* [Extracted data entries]
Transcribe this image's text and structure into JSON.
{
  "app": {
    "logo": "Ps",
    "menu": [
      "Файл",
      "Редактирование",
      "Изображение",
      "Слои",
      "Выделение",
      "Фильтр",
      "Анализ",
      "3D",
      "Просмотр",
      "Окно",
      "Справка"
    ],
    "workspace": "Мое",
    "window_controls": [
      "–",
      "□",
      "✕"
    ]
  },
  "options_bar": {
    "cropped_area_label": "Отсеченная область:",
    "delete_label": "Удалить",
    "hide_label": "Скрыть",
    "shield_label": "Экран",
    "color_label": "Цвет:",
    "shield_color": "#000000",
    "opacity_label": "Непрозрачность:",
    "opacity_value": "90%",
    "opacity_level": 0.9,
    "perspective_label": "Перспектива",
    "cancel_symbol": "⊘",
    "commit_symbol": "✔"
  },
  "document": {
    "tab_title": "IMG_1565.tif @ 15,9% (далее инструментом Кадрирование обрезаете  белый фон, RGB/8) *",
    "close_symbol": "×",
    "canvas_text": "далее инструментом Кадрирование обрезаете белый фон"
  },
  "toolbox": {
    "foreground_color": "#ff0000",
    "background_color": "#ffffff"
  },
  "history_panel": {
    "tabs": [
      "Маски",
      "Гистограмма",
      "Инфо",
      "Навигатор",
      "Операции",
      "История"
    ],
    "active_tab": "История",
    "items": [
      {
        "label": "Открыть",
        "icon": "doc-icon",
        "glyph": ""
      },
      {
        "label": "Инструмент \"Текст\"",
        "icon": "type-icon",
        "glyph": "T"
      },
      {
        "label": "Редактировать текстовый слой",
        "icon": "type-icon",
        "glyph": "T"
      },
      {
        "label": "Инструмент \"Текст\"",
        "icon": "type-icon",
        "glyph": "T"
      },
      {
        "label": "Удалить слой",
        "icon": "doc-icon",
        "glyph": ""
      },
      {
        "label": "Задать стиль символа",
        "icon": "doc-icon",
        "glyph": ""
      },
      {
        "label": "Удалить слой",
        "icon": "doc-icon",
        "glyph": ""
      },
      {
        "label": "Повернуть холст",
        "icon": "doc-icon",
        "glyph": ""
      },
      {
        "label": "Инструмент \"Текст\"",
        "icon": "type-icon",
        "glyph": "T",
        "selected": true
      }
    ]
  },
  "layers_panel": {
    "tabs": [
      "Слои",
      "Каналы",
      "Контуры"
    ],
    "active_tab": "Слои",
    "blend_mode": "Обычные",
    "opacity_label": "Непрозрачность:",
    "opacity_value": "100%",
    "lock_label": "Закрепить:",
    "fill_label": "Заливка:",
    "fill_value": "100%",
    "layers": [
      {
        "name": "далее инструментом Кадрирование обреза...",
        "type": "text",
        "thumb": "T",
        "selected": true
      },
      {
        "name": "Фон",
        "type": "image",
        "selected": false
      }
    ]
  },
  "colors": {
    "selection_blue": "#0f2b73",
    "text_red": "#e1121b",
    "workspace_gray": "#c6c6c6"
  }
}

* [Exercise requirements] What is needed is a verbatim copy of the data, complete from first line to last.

* [Completed exercise]
Transcribe this image's text and structure into JSON.
{
  "app": {
    "logo": "Ps",
    "menu": [
      "Файл",
      "Редактирование",
      "Изображение",
      "Слои",
      "Выделение",
      "Фильтр",
      "Анализ",
      "3D",
      "Просмотр",
      "Окно",
      "Справка"
    ],
    "workspace": "Мое",
    "window_controls": [
      "–",
      "□",
      "✕"
    ]
  },
  "options_bar": {
    "cropped_area_label": "Отсеченная область:",
    "delete_label": "Удалить",
    "hide_label": "Скрыть",
    "shield_label": "Экран",
    "color_label": "Цвет:",
    "shield_color": "#000000",
    "opacity_label": "Непрозрачность:",
    "opacity_value": "90%",
    "opacity_level": 0.9,
    "perspective_label": "Перспектива",
    "cancel_symbol": "⊘",
    "commit_symbol": "✔"
  },
  "document": {
    "tab_title": "IMG_1565.tif @ 15,9% (далее инструментом Кадрирование обрезаете  белый фон, RGB/8) *",
    "close_symbol": "×",
    "canvas_text": "далее инструментом Кадрирование обрезаете белый фон"
  },
  "toolbox": {
    "foreground_color": "#ff0000",
    "background_color": "#ffffff"
  },
  "history_panel": {
    "tabs": [
      "Маски",
      "Гистограмма",
      "Инфо",
      "Навигатор",
      "Операции",
      "История"
    ],
    "active_tab": "История",
    "items": [
      {
        "label": "Открыть",
        "icon": "doc-icon",
        "glyph": ""
      },
      {
        "label": "Инструмент \"Текст\"",
        "icon": "type-icon",
        "glyph": "T"
      },
      {
        "label": "Редактировать текстовый слой",
        "icon": "type-icon",
        "glyph": "T"
      },
      {
        "label": "Инструмент \"Текст\"",
        "icon": "type-icon",
        "glyph": "T"
      },
      {
        "label": "Удалить слой",
        "icon": "doc-icon",
        "glyph": ""
      },
      {
        "label": "Задать стиль символа",
        "icon": "doc-icon",
        "glyph": ""
      },
      {
        "label": "Удалить слой",
        "icon": "doc-icon",
        "glyph": ""
      },
      {
        "label": "Повернуть холст",
        "icon": "doc-icon",
        "glyph": ""
      },
      {
        "label": "Инструмент \"Текст\"",
        "icon": "type-icon",
        "glyph": "T",
        "selected": true
      }
    ]
  },
  "layers_panel": {
    "tabs": [
      "Слои",
      "Каналы",
      "Контуры"
    ],
    "active_tab": "Слои",
    "blend_mode": "Обычные",
    "opacity_label": "Непрозрачность:",
    "opacity_value": "100%",
    "lock_label": "Закрепить:",
    "fill_label": "Заливка:",
    "fill_value": "100%",
    "layers": [
      {
        "name": "далее инструментом Кадрирование обреза...",
        "type": "text",
        "thumb": "T",
        "selected": true
      },
      {
        "name": "Фон",
        "type": "image",
        "selected": false
      }
    ]
  },
  "colors": {
    "selection_blue": "#0f2b73",
    "text_red": "#e1121b",
    "workspace_gray": "#c6c6c6"
  }
}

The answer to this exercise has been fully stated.